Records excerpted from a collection
++++++

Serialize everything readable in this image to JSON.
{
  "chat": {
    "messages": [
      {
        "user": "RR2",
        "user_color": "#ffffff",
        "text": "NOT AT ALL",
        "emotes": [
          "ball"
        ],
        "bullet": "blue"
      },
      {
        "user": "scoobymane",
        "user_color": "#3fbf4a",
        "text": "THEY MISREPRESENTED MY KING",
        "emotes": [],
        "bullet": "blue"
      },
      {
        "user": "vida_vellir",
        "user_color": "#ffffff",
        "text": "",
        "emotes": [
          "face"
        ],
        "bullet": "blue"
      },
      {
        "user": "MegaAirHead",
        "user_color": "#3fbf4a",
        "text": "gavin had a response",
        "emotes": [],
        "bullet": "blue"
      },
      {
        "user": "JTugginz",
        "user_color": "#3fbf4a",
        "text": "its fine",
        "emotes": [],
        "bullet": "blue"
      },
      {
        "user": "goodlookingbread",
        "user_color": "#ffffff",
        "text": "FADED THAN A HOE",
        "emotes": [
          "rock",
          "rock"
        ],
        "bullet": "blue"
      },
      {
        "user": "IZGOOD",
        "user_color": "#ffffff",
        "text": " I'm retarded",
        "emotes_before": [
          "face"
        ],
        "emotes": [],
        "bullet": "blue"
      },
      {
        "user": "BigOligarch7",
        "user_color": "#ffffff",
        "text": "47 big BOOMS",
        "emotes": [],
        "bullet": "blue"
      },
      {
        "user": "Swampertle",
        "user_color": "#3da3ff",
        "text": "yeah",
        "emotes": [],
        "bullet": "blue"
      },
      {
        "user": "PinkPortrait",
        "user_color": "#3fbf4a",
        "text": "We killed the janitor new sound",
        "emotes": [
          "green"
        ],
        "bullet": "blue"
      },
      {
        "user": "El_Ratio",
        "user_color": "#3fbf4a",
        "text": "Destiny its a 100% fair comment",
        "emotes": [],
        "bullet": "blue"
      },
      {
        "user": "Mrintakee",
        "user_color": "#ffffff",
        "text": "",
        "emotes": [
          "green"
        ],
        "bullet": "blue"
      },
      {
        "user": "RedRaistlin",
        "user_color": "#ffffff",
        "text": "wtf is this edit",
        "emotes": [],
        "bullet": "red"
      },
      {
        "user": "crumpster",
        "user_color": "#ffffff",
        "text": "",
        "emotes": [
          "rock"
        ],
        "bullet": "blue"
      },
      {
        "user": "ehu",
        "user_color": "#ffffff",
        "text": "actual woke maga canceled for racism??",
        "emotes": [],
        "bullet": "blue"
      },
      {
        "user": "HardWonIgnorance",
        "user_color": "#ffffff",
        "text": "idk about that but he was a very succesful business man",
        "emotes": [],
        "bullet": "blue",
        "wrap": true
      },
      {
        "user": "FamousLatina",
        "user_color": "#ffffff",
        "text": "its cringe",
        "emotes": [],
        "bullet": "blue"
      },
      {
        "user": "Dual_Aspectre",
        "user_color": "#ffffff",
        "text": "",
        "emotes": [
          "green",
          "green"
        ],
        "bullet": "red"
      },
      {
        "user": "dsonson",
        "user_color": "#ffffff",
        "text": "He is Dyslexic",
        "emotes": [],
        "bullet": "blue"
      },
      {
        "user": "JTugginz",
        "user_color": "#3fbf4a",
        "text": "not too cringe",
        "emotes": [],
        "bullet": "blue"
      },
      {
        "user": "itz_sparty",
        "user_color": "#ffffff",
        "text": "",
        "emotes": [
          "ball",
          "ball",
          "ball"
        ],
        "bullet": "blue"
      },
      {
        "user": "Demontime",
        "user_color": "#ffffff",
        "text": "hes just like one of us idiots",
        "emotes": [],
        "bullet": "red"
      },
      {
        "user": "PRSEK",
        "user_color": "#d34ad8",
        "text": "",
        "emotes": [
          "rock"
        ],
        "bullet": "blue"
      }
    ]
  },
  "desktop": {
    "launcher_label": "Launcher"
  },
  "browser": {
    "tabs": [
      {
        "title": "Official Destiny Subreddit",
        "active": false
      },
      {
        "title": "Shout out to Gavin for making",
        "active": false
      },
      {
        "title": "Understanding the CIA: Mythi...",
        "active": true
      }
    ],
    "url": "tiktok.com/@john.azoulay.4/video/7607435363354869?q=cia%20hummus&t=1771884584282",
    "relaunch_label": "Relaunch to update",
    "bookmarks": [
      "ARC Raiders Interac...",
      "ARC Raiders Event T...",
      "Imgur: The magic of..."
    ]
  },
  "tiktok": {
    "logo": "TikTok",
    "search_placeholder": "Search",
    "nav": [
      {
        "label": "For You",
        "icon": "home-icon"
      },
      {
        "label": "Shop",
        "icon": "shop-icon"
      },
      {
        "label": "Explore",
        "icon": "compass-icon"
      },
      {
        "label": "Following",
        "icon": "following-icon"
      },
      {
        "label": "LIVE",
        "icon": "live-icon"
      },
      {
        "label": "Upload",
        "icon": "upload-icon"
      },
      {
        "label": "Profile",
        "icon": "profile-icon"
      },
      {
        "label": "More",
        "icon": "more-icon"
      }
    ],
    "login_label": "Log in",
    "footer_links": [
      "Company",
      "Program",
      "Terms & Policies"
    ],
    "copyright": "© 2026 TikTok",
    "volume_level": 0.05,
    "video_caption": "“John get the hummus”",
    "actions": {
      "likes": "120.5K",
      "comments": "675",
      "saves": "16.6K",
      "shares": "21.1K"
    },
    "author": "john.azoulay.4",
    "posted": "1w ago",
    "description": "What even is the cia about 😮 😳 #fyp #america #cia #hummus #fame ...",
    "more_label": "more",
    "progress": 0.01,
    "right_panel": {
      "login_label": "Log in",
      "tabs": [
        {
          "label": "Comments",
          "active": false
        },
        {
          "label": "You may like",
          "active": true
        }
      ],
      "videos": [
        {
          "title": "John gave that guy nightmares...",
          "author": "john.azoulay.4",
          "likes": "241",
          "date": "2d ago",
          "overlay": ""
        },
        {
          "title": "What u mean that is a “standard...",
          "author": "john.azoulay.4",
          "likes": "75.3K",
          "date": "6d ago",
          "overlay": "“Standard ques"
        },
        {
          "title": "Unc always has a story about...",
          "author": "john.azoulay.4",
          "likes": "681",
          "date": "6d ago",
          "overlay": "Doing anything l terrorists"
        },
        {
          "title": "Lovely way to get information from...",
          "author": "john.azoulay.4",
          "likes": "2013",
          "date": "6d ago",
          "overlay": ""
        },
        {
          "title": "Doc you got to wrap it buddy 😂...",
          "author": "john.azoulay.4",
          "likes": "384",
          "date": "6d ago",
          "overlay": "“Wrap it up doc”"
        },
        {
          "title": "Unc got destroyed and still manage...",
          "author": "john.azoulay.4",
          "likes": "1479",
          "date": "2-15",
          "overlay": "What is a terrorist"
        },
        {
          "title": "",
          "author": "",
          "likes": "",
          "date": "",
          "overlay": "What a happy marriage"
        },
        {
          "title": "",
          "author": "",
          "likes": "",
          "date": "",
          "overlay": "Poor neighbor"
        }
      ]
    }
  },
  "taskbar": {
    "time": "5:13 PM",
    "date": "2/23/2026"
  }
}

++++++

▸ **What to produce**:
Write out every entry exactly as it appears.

▸ **Response for this exercise**:
Serialize everything readable in this image to JSON.
{
  "chat": {
    "messages": [
      {
        "user": "RR2",
        "user_color": "#ffffff",
        "text": "NOT AT ALL",
        "emotes": [
          "ball"
        ],
        "bullet": "blue"
      },
      {
        "user": "scoobymane",
        "user_color": "#3fbf4a",
        "text": "THEY MISREPRESENTED MY KING",
        "emotes": [],
        "bullet": "blue"
      },
      {
        "user": "vida_vellir",
        "user_color": "#ffffff",
        "text": "",
        "emotes": [
          "face"
        ],
        "bullet": "blue"
      },
      {
        "user": "MegaAirHead",
        "user_color": "#3fbf4a",
        "text": "gavin had a response",
        "emotes": [],
        "bullet": "blue"
      },
      {
        "user": "JTugginz",
        "user_color": "#3fbf4a",
        "text": "its fine",
        "emotes": [],
        "bullet": "blue"
      },
      {
        "user": "goodlookingbread",
        "user_color": "#ffffff",
        "text": "FADED THAN A HOE",
        "emotes": [
          "rock",
          "rock"
        ],
        "bullet": "blue"
      },
      {
        "user": "IZGOOD",
        "user_color": "#ffffff",
        "text": " I'm retarded",
        "emotes_before": [
          "face"
        ],
        "emotes": [],
        "bullet": "blue"
      },
      {
        "user": "BigOligarch7",
        "user_color": "#ffffff",
        "text": "47 big BOOMS",
        "emotes": [],
        "bullet": "blue"
      },
      {
        "user": "Swampertle",
        "user_color": "#3da3ff",
        "text": "yeah",
        "emotes": [],
        "bullet": "blue"
      },
      {
        "user": "PinkPortrait",
        "user_color": "#3fbf4a",
        "text": "We killed the janitor new sound",
        "emotes": [
          "green"
        ],
        "bullet": "blue"
      },
      {
        "user": "El_Ratio",
        "user_color": "#3fbf4a",
        "text": "Destiny its a 100% fair comment",
        "emotes": [],
        "bullet": "blue"
      },
      {
        "user": "Mrintakee",
        "user_color": "#ffffff",
        "text": "",
        "emotes": [
          "green"
        ],
        "bullet": "blue"
      },
      {
        "user": "RedRaistlin",
        "user_color": "#ffffff",
        "text": "wtf is this edit",
        "emotes": [],
        "bullet": "red"
      },
      {
        "user": "crumpster",
        "user_color": "#ffffff",
        "text": "",
        "emotes": [
          "rock"
        ],
        "bullet": "blue"
      },
      {
        "user": "ehu",
        "user_color": "#ffffff",
        "text": "actual woke maga canceled for racism??",
        "emotes": [],
        "bullet": "blue"
      },
      {
        "user": "HardWonIgnorance",
        "user_color": "#ffffff",
        "text": "idk about that but he was a very succesful business man",
        "emotes": [],
        "bullet": "blue",
        "wrap": true
      },
      {
        "user": "FamousLatina",
        "user_color": "#ffffff",
        "text": "its cringe",
        "emotes": [],
        "bullet": "blue"
      },
      {
        "user": "Dual_Aspectre",
        "user_color": "#ffffff",
        "text": "",
        "emotes": [
          "green",
          "green"
        ],
        "bullet": "red"
      },
      {
        "user": "dsonson",
        "user_color": "#ffffff",
        "text": "He is Dyslexic",
        "emotes": [],
        "bullet": "blue"
      },
      {
        "user": "JTugginz",
        "user_color": "#3fbf4a",
        "text": "not too cringe",
        "emotes": [],
        "bullet": "blue"
      },
      {
        "user": "itz_sparty",
        "user_color": "#ffffff",
        "text": "",
        "emotes": [
          "ball",
          "ball",
          "ball"
        ],
        "bullet": "blue"
      },
      {
        "user": "Demontime",
        "user_color": "#ffffff",
        "text": "hes just like one of us idiots",
        "emotes": [],
        "bullet": "red"
      },
      {
        "user": "PRSEK",
        "user_color": "#d34ad8",
        "text": "",
        "emotes": [
          "rock"
        ],
        "bullet": "blue"
      }
    ]
  },
  "desktop": {
    "launcher_label": "Launcher"
  },
  "browser": {
    "tabs": [
      {
        "title": "Official Destiny Subreddit",
        "active": false
      },
      {
        "title": "Shout out to Gavin for making",
        "active": false
      },
      {
        "title": "Understanding the CIA: Mythi...",
        "active": true
      }
    ],
    "url": "tiktok.com/@john.azoulay.4/video/7607435363354869?q=cia%20hummus&t=1771884584282",
    "relaunch_label": "Relaunch to update",
    "bookmarks": [
      "ARC Raiders Interac...",
      "ARC Raiders Event T...",
      "Imgur: The magic of..."
    ]
  },
  "tiktok": {
    "logo": "TikTok",
    "search_placeholder": "Search",
    "nav": [
      {
        "label": "For You",
        "icon": "home-icon"
      },
      {
        "label": "Shop",
        "icon": "shop-icon"
      },
      {
        "label": "Explore",
        "icon": "compass-icon"
      },
      {
        "label": "Following",
        "icon": "following-icon"
      },
      {
        "label": "LIVE",
        "icon": "live-icon"
      },
      {
        "label": "Upload",
        "icon": "upload-icon"
      },
      {
        "label": "Profile",
        "icon": "profile-icon"
      },
      {
        "label": "More",
        "icon": "more-icon"
      }
    ],
    "login_label": "Log in",
    "footer_links": [
      "Company",
      "Program",
      "Terms & Policies"
    ],
    "copyright": "© 2026 TikTok",
    "volume_level": 0.05,
    "video_caption": "“John get the hummus”",
    "actions": {
      "likes": "120.5K",
      "comments": "675",
      "saves": "16.6K",
      "shares": "21.1K"
    },
    "author": "john.azoulay.4",
    "posted": "1w ago",
    "description": "What even is the cia about 😮 😳 #fyp #america #cia #hummus #fame ...",
    "more_label": "more",
    "progress": 0.01,
    "right_panel": {
      "login_label": "Log in",
      "tabs": [
        {
          "label": "Comments",
          "active": false
        },
        {
          "label": "You may like",
          "active": true
        }
      ],
      "videos": [
        {
          "title": "John gave that guy nightmares...",
          "author": "john.azoulay.4",
          "likes": "241",
          "date": "2d ago",
          "overlay": ""
        },
        {
          "title": "What u mean that is a “standard...",
          "author": "john.azoulay.4",
          "likes": "75.3K",
          "date": "6d ago",
          "overlay": "“Standard ques"
        },
        {
          "title": "Unc always has a story about...",
          "author": "john.azoulay.4",
          "likes": "681",
          "date": "6d ago",
          "overlay": "Doing anything l terrorists"
        },
        {
          "title": "Lovely way to get information from...",
          "author": "john.azoulay.4",
          "likes": "2013",
          "date": "6d ago",
          "overlay": ""
        },
        {
          "title": "Doc you got to wrap it buddy 😂...",
          "author": "john.azoulay.4",
          "likes": "384",
          "date": "6d ago",
          "overlay": "“Wrap it up doc”"
        },
        {
          "title": "Unc got destroyed and still manage...",
          "author": "john.azoulay.4",
          "likes": "1479",
          "date": "2-15",
          "overlay": "What is a terrorist"
        },
        {
          "title": "",
          "author": "",
          "likes": "",
          "date": "",
          "overlay": "What a happy marriage"
        },
        {
          "title": "",
          "author": "",
          "likes": "",
          "date": "",
          "overlay": "Poor neighbor"
        }
      ]
    }
  },
  "taskbar": {
    "time": "5:13 PM",
    "date": "2/23/2026"
  }
}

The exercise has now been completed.